This message brought to you on behalf of North Carolina Attorney General Roy Cooper.
Tax time is right around the corner, and unfortunately ID thieves know it. Remember to keep your guard up against tax identity theft this year.

Each year, thousands of Americans’ personal information is stolen by thieves who use it to file tax returns and collect large refunds.  In many cases, victims don’t find out about the fraud until their own legitimate tax returns are rejected by the IRS, which says they’ve already processed a return under the same name and social security number.

To avoid tax return ID theft, protect your personal and financial information:

  • Store your social security card in a safe, secure location.
  • Never carry your social security card in your wallet or purse unless you need it that day.
  • Shred old, unneeded documents that include your SSN.
  • Avoid using your SSN online when possible. If you do need to enter your SSN into a website, look for an “https” at the beginning of the web address to ensure security.
  • Limit the odds that a thief will collect your refund by filing your tax return as soon as possible.
  • If you hire a tax preparation service to file your return this year, make sure the preparer is legitimate.

If the IRS tells you that they’ve received your return already this tax season, file a complaint with the Federal Trade Commission, consider placing a fraud alert on your credit reports, and contact the IRS to learn about filing an Identity Theft Affidavit. Taxpayers are often able to work with the IRS to sort out their tax returns and get their refund.

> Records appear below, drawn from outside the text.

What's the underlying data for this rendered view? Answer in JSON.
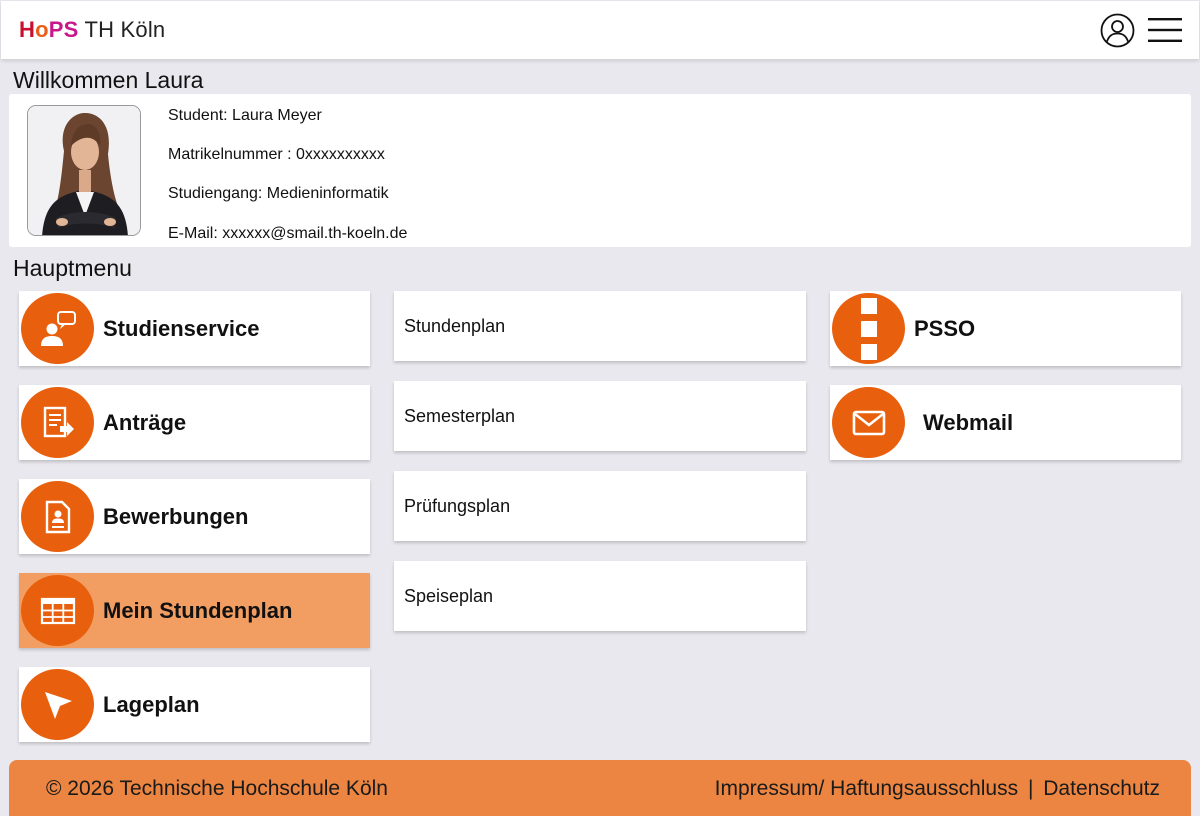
{
  "app": {
    "logo_h": "H",
    "logo_o": "o",
    "logo_ps": "PS",
    "logo_suffix": "TH Köln"
  },
  "welcome": "Willkommen Laura",
  "student": {
    "name_line": "Student: Laura Meyer",
    "matrikel_line": "Matrikelnummer : 0xxxxxxxxxx",
    "studiengang_line": "Studiengang: Medieninformatik",
    "email_line": "E-Mail: xxxxxx@smail.th-koeln.de"
  },
  "section_title": "Hauptmenu",
  "menu_left": [
    {
      "label": "Studienservice",
      "icon": "studienservice-icon"
    },
    {
      "label": "Anträge",
      "icon": "antraege-icon"
    },
    {
      "label": "Bewerbungen",
      "icon": "bewerbungen-icon"
    },
    {
      "label": "Mein Stundenplan",
      "icon": "calendar-grid-icon"
    },
    {
      "label": "Lageplan",
      "icon": "location-pointer-icon"
    }
  ],
  "menu_middle": [
    {
      "label": "Stundenplan"
    },
    {
      "label": "Semesterplan"
    },
    {
      "label": "Prüfungsplan"
    },
    {
      "label": "Speiseplan"
    }
  ],
  "menu_right": [
    {
      "label": "PSSO",
      "icon": "psso-icon"
    },
    {
      "label": "Webmail",
      "icon": "mail-icon"
    }
  ],
  "footer": {
    "copyright": "© 2026 Technische Hochschule Köln",
    "impressum": "Impressum/ Haftungsausschluss",
    "separator": "|",
    "datenschutz": "Datenschutz"
  },
  "colors": {
    "accent": "#e8600e",
    "active_tile": "#f29e62",
    "footer": "#ec8541",
    "background": "#e9e8ee"
  }
}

For more information on making sure filing your taxes goes smoothly, take a look at our tax time tips